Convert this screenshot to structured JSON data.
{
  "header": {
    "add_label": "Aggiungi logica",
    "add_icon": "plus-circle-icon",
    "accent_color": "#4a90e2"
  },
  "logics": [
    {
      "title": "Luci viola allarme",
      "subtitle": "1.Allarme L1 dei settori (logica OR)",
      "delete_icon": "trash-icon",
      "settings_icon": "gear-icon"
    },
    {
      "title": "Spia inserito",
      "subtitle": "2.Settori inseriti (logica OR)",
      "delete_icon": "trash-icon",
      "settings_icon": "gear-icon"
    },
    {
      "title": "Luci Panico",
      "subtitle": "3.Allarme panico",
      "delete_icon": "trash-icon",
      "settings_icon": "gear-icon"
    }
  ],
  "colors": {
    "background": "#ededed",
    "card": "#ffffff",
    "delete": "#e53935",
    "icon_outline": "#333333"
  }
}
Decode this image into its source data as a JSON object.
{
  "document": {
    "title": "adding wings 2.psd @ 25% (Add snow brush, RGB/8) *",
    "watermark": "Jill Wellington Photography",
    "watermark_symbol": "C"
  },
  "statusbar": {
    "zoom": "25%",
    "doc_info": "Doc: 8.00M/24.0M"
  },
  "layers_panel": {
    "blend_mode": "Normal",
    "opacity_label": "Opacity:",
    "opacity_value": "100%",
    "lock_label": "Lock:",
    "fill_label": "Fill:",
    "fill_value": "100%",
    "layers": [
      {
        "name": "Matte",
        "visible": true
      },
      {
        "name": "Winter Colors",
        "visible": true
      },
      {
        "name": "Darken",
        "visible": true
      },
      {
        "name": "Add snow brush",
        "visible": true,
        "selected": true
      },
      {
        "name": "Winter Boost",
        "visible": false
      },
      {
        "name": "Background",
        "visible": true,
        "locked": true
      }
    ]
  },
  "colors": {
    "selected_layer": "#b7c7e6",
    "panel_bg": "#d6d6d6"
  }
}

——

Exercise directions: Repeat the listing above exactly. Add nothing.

Answer space:
Convert this screenshot to structured JSON data.
{
  "header": {
    "add_label": "Aggiungi logica",
    "add_icon": "plus-circle-icon",
    "accent_color": "#4a90e2"
  },
  "logics": [
    {
      "title": "Luci viola allarme",
      "subtitle": "1.Allarme L1 dei settori (logica OR)",
      "delete_icon": "trash-icon",
      "settings_icon": "gear-icon"
    },
    {
      "title": "Spia inserito",
      "subtitle": "2.Settori inseriti (logica OR)",
      "delete_icon": "trash-icon",
      "settings_icon": "gear-icon"
    },
    {
      "title": "Luci Panico",
      "subtitle": "3.Allarme panico",
      "delete_icon": "trash-icon",
      "settings_icon": "gear-icon"
    }
  ],
  "colors": {
    "background": "#ededed",
    "card": "#ffffff",
    "delete": "#e53935",
    "icon_outline": "#333333"
  }
}
Decode this image into its source data as a JSON object.
{
  "document": {
    "title": "adding wings 2.psd @ 25% (Add snow brush, RGB/8) *",
    "watermark": "Jill Wellington Photography",
    "watermark_symbol": "C"
  },
  "statusbar": {
    "zoom": "25%",
    "doc_info": "Doc: 8.00M/24.0M"
  },
  "layers_panel": {
    "blend_mode": "Normal",
    "opacity_label": "Opacity:",
    "opacity_value": "100%",
    "lock_label": "Lock:",
    "fill_label": "Fill:",
    "fill_value": "100%",
    "layers": [
      {
        "name": "Matte",
        "visible": true
      },
      {
        "name": "Winter Colors",
        "visible": true
      },
      {
        "name": "Darken",
        "visible": true
      },
      {
        "name": "Add snow brush",
        "visible": true,
        "selected": true
      },
      {
        "name": "Winter Boost",
        "visible": false
      },
      {
        "name": "Background",
        "visible": true,
        "locked": true
      }
    ]
  },
  "colors": {
    "selected_layer": "#b7c7e6",
    "panel_bg": "#d6d6d6"
  }
}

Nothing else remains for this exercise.